Your answer should be every line from the records that contains "生成源码".

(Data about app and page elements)
<<<<

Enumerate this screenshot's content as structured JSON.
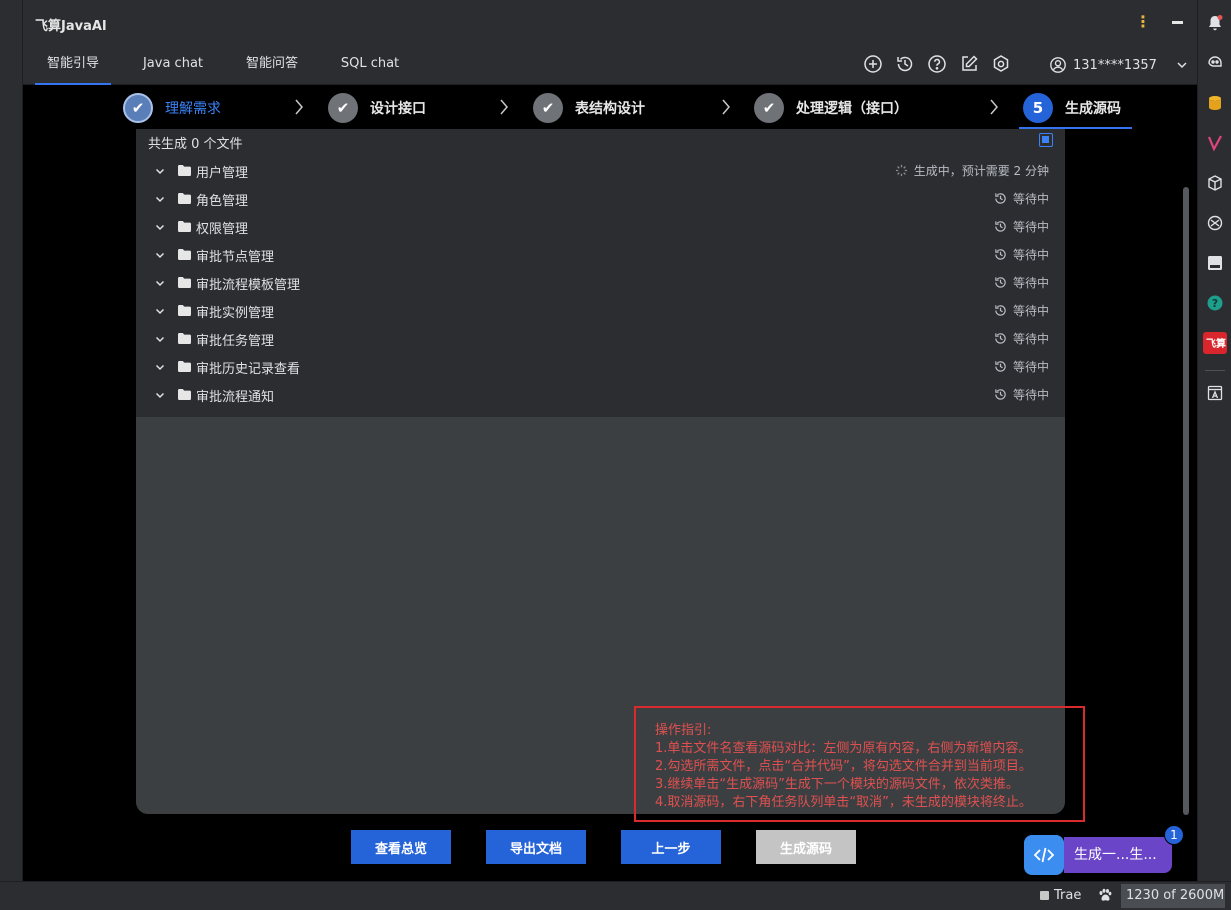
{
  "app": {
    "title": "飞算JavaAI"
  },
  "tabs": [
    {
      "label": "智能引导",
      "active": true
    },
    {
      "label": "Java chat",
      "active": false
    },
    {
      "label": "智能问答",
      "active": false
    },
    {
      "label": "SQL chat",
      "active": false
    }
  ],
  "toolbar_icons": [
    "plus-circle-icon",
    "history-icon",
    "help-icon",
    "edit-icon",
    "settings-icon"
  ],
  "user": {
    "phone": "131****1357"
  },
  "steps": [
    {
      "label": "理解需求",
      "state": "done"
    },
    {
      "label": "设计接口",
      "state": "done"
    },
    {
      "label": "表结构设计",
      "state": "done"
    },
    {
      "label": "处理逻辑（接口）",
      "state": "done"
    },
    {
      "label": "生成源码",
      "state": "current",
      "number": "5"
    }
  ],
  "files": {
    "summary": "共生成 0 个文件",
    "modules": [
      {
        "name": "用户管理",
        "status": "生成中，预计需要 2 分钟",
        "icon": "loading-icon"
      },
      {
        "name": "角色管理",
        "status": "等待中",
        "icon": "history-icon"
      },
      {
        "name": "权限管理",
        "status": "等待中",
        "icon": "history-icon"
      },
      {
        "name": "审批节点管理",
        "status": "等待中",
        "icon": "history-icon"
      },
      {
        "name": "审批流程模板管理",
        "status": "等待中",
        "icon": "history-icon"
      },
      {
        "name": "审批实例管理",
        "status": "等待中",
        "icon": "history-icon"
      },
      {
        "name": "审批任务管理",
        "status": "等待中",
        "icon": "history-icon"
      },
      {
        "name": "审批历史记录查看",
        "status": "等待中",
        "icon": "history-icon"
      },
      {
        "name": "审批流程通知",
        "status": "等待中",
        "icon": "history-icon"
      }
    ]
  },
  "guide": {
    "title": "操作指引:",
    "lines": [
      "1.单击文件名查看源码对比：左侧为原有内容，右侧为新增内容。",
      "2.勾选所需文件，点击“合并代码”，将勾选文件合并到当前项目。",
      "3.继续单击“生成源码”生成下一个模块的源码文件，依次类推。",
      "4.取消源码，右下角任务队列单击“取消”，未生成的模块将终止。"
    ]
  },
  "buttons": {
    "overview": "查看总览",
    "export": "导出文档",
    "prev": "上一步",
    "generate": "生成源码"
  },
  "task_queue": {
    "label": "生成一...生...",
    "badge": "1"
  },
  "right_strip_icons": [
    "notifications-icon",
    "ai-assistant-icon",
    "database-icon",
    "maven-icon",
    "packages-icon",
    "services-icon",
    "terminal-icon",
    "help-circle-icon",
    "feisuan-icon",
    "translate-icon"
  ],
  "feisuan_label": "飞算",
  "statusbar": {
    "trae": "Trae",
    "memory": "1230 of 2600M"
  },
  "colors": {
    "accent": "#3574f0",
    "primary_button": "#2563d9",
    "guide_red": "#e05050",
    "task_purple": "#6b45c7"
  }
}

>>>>

Written solution –
      "label": "生成源码",
      "3.继续单击“生成源码”生成下一个模块的源码文件，依次类推。",
    "generate": "生成源码"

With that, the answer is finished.